When Maria Z., a rent-stabilized tenant, agreed to relocate to a different building, her contract provided that she would be a "free market" tenant, but her annual rent percentage increases would be akin to those charged to rent-stabilized tenants.
Alleging that she wasn’t using her new place as her primary residence, the company later filed suit to recover it, but Maria asked for the case’s dismissal claiming that her landlord hadn’t given her a notice to cure.
While non-primary residence usually isn’t curable, because the parties’ relocation agreement only incorporated certain components of the Rent Stabilization Code, the Appellate Division, First Department, felt that Maria’s contract, which required a notice to cure, trumped the typical regulatory procedures and requirements.
That was not moving.

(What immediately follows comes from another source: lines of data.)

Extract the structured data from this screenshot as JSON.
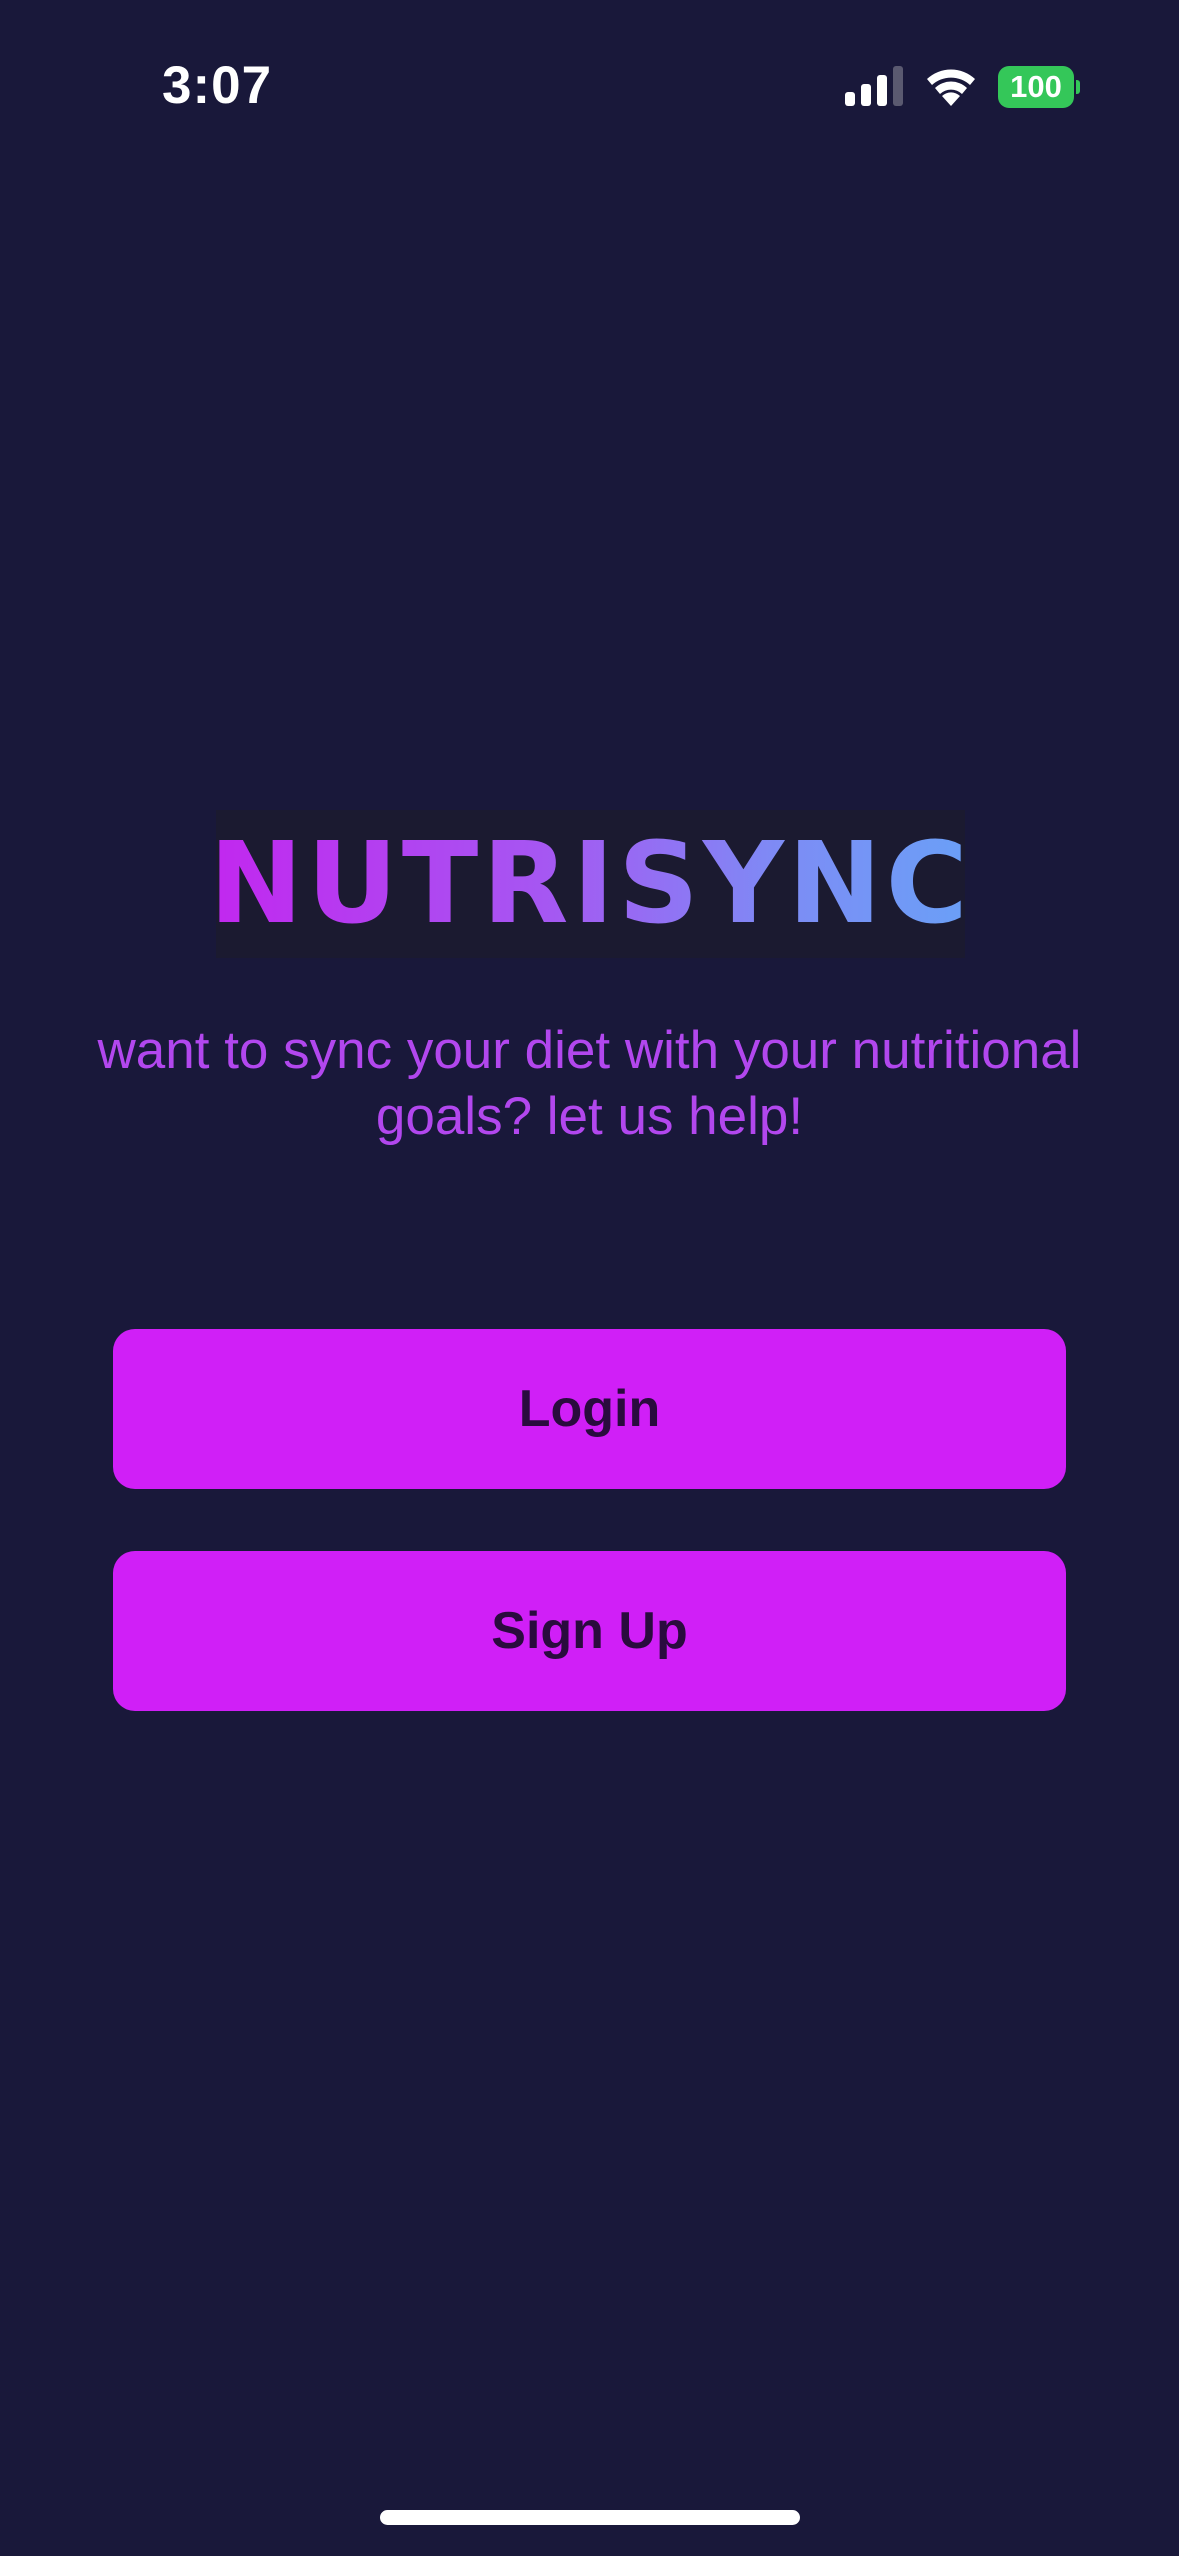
{
  "status_bar": {
    "time": "3:07",
    "battery": "100",
    "signal_icon": "cellular-signal-icon",
    "wifi_icon": "wifi-icon",
    "battery_icon": "battery-icon"
  },
  "app": {
    "logo": "NUTRISYNC",
    "tagline": "want to sync your diet with your nutritional goals? let us help!"
  },
  "actions": {
    "login_label": "Login",
    "signup_label": "Sign Up"
  },
  "colors": {
    "background": "#19183a",
    "button": "#d01ff7",
    "button_text": "#2a0b3e",
    "tagline": "#b247ee",
    "logo_gradient_start": "#c227ef",
    "logo_gradient_end": "#6aa0f7",
    "battery": "#34c759"
  }
}
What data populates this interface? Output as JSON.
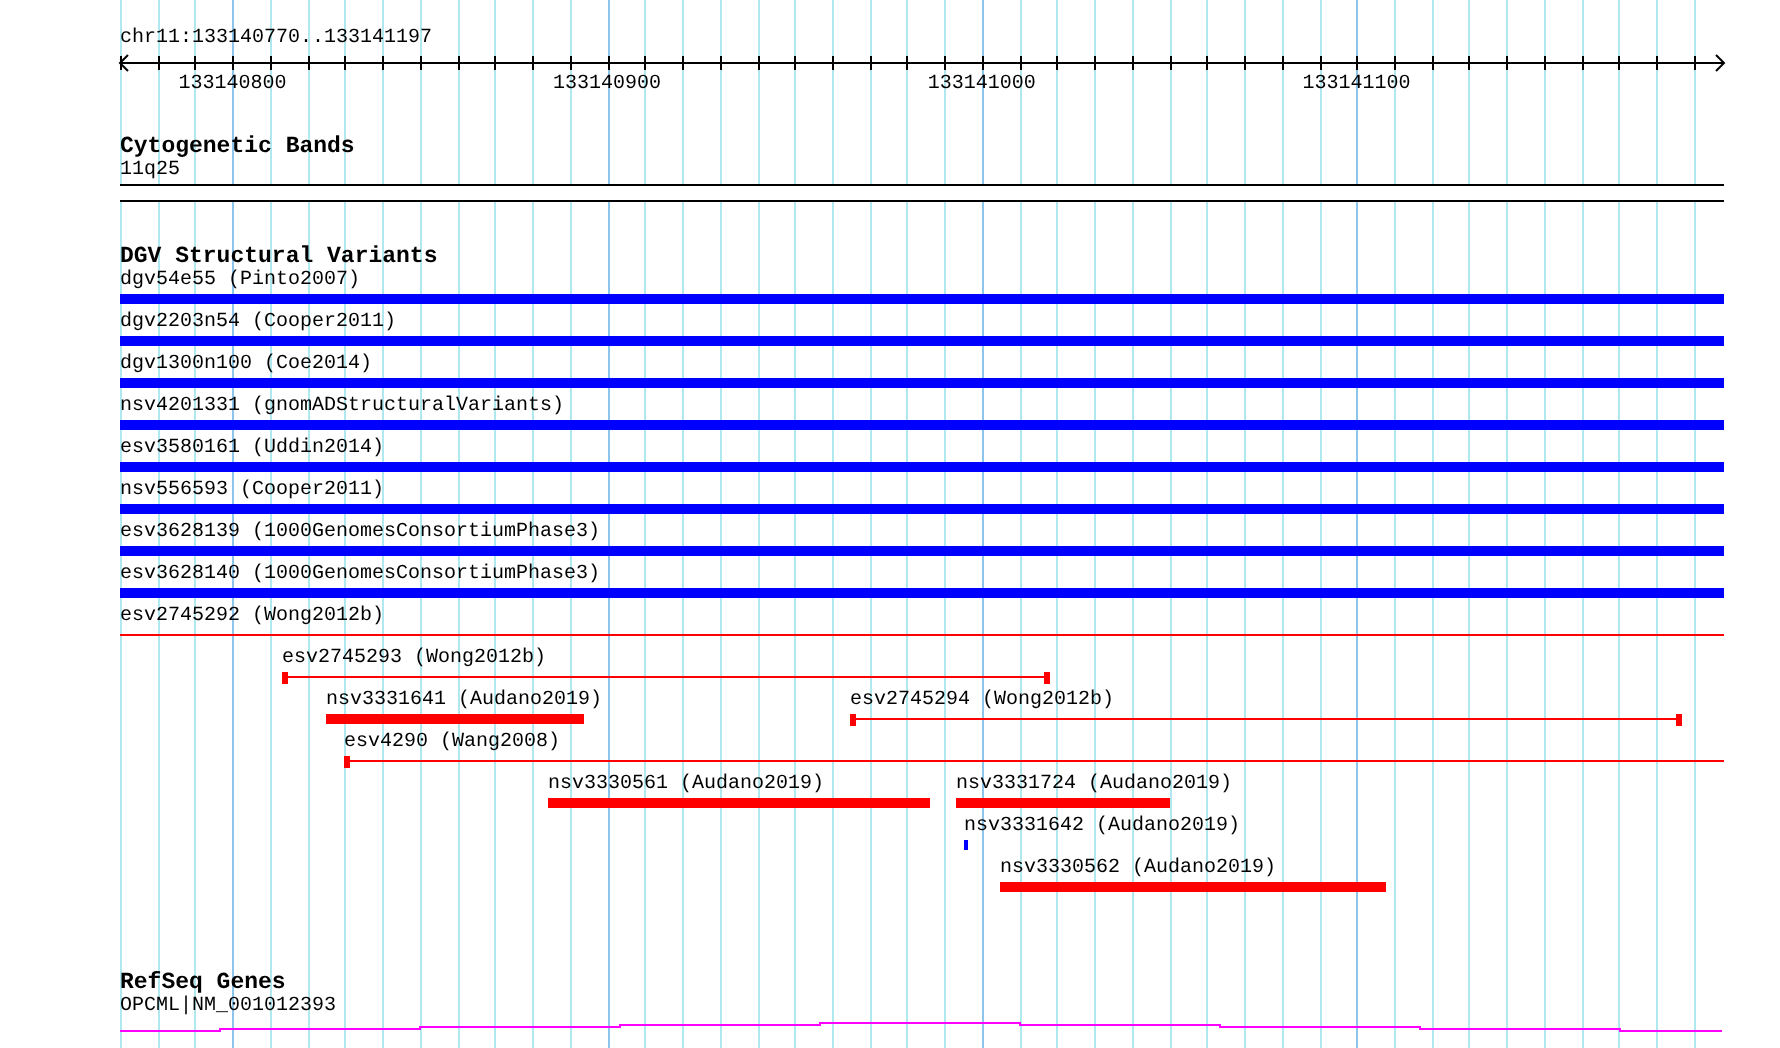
{
  "ruler": {
    "location": "chr11:133140770..133141197",
    "tick_labels": [
      "133140800",
      "133140900",
      "133141000",
      "133141100"
    ]
  },
  "tracks": [
    {
      "kind": "cytoband",
      "title": "Cytogenetic Bands",
      "band": {
        "label": "11q25"
      }
    },
    {
      "kind": "variants",
      "title": "DGV Structural Variants",
      "rows": [
        {
          "features": [
            {
              "kind": "box",
              "label": "dgv54e55 (Pinto2007)",
              "color": "#0000ff"
            }
          ]
        },
        {
          "features": [
            {
              "kind": "box",
              "label": "dgv2203n54 (Cooper2011)",
              "color": "#0000ff"
            }
          ]
        },
        {
          "features": [
            {
              "kind": "box",
              "label": "dgv1300n100 (Coe2014)",
              "color": "#0000ff"
            }
          ]
        },
        {
          "features": [
            {
              "kind": "box",
              "label": "nsv4201331 (gnomADStructuralVariants)",
              "color": "#0000ff"
            }
          ]
        },
        {
          "features": [
            {
              "kind": "box",
              "label": "esv3580161 (Uddin2014)",
              "color": "#0000ff"
            }
          ]
        },
        {
          "features": [
            {
              "kind": "box",
              "label": "nsv556593 (Cooper2011)",
              "color": "#0000ff"
            }
          ]
        },
        {
          "features": [
            {
              "kind": "box",
              "label": "esv3628139 (1000GenomesConsortiumPhase3)",
              "color": "#0000ff"
            }
          ]
        },
        {
          "features": [
            {
              "kind": "box",
              "label": "esv3628140 (1000GenomesConsortiumPhase3)",
              "color": "#0000ff"
            }
          ]
        },
        {
          "features": [
            {
              "kind": "span",
              "label": "esv2745292 (Wong2012b)",
              "color": "#ff0000"
            }
          ]
        },
        {
          "features": [
            {
              "kind": "span",
              "label": "esv2745293 (Wong2012b)",
              "color": "#ff0000"
            }
          ]
        },
        {
          "features": [
            {
              "kind": "box",
              "label": "nsv3331641 (Audano2019)",
              "color": "#ff0000"
            },
            {
              "kind": "span",
              "label": "esv2745294 (Wong2012b)",
              "color": "#ff0000"
            }
          ]
        },
        {
          "features": [
            {
              "kind": "span",
              "label": "esv4290 (Wang2008)",
              "color": "#ff0000"
            }
          ]
        },
        {
          "features": [
            {
              "kind": "box",
              "label": "nsv3330561 (Audano2019)",
              "color": "#ff0000"
            },
            {
              "kind": "box",
              "label": "nsv3331724 (Audano2019)",
              "color": "#ff0000"
            }
          ]
        },
        {
          "features": [
            {
              "kind": "box",
              "label": "nsv3331642 (Audano2019)",
              "color": "#0000ff"
            }
          ]
        },
        {
          "features": [
            {
              "kind": "box",
              "label": "nsv3330562 (Audano2019)",
              "color": "#ff0000"
            }
          ]
        }
      ]
    },
    {
      "kind": "genes",
      "title": "RefSeq Genes",
      "gene": {
        "label": "OPCML|NM_001012393",
        "color": "#ff00ff"
      }
    }
  ]
}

To view a copy of the Appellate Division’s decision, please use this link: 235 W 71 Units LLC v. Z.